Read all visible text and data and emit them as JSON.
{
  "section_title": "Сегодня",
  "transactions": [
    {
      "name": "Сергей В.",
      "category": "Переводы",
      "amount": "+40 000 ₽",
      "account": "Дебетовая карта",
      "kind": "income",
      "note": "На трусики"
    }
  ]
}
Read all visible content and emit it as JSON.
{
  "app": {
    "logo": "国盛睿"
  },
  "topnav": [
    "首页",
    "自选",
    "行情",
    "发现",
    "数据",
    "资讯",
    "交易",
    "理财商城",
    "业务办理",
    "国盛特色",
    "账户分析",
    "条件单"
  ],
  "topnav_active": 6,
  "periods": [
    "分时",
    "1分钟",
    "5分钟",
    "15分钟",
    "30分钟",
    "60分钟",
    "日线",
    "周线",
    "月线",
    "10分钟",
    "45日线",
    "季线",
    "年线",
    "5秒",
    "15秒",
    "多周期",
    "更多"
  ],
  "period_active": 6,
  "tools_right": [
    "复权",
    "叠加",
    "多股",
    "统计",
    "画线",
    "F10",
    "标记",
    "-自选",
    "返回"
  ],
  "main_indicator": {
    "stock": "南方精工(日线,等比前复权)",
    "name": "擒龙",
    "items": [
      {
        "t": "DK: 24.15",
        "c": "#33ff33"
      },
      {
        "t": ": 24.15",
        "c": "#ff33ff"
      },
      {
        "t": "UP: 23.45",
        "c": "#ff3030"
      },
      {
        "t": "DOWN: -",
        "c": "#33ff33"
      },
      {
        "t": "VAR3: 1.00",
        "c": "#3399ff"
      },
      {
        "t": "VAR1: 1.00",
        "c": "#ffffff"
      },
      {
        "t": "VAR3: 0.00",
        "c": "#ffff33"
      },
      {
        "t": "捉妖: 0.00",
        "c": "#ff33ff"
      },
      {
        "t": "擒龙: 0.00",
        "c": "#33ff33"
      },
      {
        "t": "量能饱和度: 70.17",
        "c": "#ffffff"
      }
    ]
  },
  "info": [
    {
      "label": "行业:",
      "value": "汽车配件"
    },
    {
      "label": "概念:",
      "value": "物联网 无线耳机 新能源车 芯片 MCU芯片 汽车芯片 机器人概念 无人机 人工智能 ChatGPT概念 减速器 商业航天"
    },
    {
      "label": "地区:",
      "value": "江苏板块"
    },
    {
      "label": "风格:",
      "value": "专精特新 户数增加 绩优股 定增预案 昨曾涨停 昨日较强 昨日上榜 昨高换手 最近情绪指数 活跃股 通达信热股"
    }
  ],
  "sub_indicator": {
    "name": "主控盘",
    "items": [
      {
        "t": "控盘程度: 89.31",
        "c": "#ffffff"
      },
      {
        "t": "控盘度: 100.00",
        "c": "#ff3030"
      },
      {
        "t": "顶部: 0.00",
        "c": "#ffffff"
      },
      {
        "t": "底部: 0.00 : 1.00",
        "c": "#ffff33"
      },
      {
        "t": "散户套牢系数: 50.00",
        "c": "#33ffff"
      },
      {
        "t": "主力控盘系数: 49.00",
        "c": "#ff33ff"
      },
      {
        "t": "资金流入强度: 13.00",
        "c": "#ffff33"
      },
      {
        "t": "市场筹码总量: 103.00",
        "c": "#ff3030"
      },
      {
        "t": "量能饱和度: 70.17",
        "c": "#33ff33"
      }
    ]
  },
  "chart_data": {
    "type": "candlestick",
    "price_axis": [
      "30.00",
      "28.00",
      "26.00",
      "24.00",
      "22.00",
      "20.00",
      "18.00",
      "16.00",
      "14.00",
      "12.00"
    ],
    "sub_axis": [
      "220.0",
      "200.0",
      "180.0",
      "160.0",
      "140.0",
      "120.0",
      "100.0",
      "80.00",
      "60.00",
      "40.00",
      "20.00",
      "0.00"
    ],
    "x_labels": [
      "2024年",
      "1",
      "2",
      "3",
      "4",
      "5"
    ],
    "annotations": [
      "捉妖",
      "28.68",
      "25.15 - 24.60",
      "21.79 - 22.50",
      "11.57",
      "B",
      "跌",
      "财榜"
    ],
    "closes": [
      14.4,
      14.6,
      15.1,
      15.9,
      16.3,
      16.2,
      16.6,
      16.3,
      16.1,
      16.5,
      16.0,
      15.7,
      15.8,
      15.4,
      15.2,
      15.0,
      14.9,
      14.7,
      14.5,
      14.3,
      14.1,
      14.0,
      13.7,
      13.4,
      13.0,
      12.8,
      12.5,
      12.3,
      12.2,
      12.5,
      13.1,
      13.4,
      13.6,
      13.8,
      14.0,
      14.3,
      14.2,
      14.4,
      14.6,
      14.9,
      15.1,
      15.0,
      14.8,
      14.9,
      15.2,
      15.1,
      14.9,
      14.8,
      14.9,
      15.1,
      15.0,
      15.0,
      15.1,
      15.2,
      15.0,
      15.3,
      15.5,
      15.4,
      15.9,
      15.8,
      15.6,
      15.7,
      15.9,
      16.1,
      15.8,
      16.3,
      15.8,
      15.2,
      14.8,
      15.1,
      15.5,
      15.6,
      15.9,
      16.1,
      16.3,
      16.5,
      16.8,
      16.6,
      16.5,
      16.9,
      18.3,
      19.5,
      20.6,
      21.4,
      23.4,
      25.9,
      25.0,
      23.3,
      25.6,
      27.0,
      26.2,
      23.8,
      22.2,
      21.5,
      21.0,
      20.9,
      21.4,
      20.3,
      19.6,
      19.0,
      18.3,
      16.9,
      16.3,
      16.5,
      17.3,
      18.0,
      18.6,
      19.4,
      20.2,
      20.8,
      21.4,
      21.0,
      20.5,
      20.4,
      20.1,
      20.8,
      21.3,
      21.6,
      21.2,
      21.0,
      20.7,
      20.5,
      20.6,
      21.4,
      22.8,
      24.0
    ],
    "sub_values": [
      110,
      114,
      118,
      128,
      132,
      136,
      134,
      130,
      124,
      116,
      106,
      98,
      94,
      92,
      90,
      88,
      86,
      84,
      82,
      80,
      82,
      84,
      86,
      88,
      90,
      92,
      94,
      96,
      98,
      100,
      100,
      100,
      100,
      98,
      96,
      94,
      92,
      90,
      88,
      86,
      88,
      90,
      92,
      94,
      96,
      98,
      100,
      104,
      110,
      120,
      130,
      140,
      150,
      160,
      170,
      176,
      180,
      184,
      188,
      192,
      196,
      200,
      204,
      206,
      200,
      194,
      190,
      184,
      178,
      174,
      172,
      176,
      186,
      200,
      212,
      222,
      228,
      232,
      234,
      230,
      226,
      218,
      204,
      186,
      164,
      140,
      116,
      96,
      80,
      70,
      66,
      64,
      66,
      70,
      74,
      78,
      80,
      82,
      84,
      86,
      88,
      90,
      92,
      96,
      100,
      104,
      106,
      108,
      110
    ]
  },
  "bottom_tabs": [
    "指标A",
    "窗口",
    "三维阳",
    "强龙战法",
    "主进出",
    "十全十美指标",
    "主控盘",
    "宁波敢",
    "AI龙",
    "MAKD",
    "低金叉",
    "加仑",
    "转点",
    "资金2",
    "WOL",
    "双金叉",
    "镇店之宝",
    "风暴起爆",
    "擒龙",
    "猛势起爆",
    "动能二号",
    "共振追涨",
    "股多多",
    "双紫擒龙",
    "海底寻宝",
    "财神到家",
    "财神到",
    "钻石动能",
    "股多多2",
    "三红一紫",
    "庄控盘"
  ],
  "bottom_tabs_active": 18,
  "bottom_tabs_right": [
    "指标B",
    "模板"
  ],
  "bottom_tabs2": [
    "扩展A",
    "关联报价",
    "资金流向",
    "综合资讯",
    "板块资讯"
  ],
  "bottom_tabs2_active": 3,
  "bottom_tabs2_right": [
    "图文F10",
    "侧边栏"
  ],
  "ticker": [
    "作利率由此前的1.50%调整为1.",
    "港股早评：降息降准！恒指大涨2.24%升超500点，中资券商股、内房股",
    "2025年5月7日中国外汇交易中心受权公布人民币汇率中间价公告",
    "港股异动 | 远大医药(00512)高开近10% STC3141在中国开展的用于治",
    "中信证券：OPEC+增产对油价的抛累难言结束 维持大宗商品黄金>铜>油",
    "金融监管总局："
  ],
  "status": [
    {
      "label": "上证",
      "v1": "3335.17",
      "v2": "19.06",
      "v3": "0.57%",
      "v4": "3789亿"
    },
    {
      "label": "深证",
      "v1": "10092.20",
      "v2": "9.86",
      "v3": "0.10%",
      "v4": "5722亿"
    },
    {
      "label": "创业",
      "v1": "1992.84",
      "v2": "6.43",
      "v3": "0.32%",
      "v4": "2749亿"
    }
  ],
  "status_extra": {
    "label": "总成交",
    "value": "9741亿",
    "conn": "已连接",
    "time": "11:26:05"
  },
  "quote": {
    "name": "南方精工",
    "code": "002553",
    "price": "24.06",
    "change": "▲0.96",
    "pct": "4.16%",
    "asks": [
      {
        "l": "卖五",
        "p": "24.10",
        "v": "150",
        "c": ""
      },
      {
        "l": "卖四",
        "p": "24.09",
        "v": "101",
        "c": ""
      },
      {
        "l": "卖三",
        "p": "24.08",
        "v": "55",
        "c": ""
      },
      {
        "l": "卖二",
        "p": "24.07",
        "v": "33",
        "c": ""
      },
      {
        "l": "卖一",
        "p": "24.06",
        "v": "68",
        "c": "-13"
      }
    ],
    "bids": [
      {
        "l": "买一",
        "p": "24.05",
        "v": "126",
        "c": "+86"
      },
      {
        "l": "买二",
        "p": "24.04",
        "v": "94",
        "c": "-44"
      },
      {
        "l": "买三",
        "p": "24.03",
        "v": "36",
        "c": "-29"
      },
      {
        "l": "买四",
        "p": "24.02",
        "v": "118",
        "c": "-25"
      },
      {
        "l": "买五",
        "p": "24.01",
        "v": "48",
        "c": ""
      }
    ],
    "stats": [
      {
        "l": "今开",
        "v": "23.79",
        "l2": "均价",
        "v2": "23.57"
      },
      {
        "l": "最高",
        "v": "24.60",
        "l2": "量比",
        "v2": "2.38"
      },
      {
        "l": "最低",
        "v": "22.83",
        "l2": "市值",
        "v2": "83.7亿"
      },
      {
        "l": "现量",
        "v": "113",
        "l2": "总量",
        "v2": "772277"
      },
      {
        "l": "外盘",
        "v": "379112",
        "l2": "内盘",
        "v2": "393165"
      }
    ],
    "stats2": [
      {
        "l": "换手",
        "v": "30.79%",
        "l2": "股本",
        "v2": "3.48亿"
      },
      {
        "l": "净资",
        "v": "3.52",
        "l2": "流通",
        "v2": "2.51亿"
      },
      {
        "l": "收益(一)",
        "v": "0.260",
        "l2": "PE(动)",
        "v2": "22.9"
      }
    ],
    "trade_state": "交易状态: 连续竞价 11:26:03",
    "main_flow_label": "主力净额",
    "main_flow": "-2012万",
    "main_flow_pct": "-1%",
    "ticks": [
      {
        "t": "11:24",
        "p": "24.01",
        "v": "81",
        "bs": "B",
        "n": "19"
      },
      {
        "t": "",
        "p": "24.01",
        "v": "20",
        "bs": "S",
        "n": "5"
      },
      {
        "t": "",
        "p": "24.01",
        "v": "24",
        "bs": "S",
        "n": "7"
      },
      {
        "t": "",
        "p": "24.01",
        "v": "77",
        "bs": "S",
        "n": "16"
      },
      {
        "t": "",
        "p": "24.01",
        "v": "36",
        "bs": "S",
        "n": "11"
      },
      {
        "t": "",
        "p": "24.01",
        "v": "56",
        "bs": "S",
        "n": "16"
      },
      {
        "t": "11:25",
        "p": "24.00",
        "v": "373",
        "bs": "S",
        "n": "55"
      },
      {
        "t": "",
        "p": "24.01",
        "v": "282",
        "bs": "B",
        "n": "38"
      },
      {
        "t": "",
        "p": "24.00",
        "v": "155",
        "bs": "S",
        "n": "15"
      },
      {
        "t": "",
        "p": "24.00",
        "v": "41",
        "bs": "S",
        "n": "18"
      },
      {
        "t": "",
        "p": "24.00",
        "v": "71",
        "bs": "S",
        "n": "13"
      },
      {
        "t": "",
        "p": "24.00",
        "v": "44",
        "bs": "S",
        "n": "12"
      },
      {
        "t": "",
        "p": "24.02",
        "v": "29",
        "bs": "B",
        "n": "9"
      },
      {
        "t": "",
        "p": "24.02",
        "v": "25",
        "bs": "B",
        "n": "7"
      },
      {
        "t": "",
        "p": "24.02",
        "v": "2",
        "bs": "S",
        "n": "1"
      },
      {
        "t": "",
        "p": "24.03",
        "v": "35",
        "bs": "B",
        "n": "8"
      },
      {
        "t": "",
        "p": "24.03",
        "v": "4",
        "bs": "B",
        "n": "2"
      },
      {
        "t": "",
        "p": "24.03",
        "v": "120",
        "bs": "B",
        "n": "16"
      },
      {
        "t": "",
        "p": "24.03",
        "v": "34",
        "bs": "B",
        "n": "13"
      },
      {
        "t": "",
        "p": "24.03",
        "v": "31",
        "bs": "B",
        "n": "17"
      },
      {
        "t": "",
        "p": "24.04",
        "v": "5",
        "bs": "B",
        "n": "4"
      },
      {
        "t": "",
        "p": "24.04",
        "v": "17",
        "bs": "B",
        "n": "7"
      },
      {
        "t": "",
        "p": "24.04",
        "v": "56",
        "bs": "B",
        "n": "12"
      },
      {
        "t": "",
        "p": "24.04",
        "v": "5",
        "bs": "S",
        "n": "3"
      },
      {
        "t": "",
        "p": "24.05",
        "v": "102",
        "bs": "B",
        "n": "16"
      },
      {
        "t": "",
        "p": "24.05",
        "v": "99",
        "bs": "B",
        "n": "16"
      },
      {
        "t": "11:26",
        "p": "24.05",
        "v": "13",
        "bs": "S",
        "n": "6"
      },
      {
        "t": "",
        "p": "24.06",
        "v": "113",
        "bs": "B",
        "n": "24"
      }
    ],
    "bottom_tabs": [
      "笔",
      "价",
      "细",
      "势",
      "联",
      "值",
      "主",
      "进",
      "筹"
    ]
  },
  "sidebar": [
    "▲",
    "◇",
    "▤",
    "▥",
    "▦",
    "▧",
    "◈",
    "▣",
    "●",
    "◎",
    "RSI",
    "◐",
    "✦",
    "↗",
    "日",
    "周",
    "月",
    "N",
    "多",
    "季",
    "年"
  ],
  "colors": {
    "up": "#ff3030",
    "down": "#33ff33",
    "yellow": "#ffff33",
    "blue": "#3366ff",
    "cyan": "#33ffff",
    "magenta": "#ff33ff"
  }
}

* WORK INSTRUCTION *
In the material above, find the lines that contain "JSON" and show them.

* WRITTEN SOLUTION *
Read all visible text and data and emit them as JSON.
Read all visible content and emit it as JSON.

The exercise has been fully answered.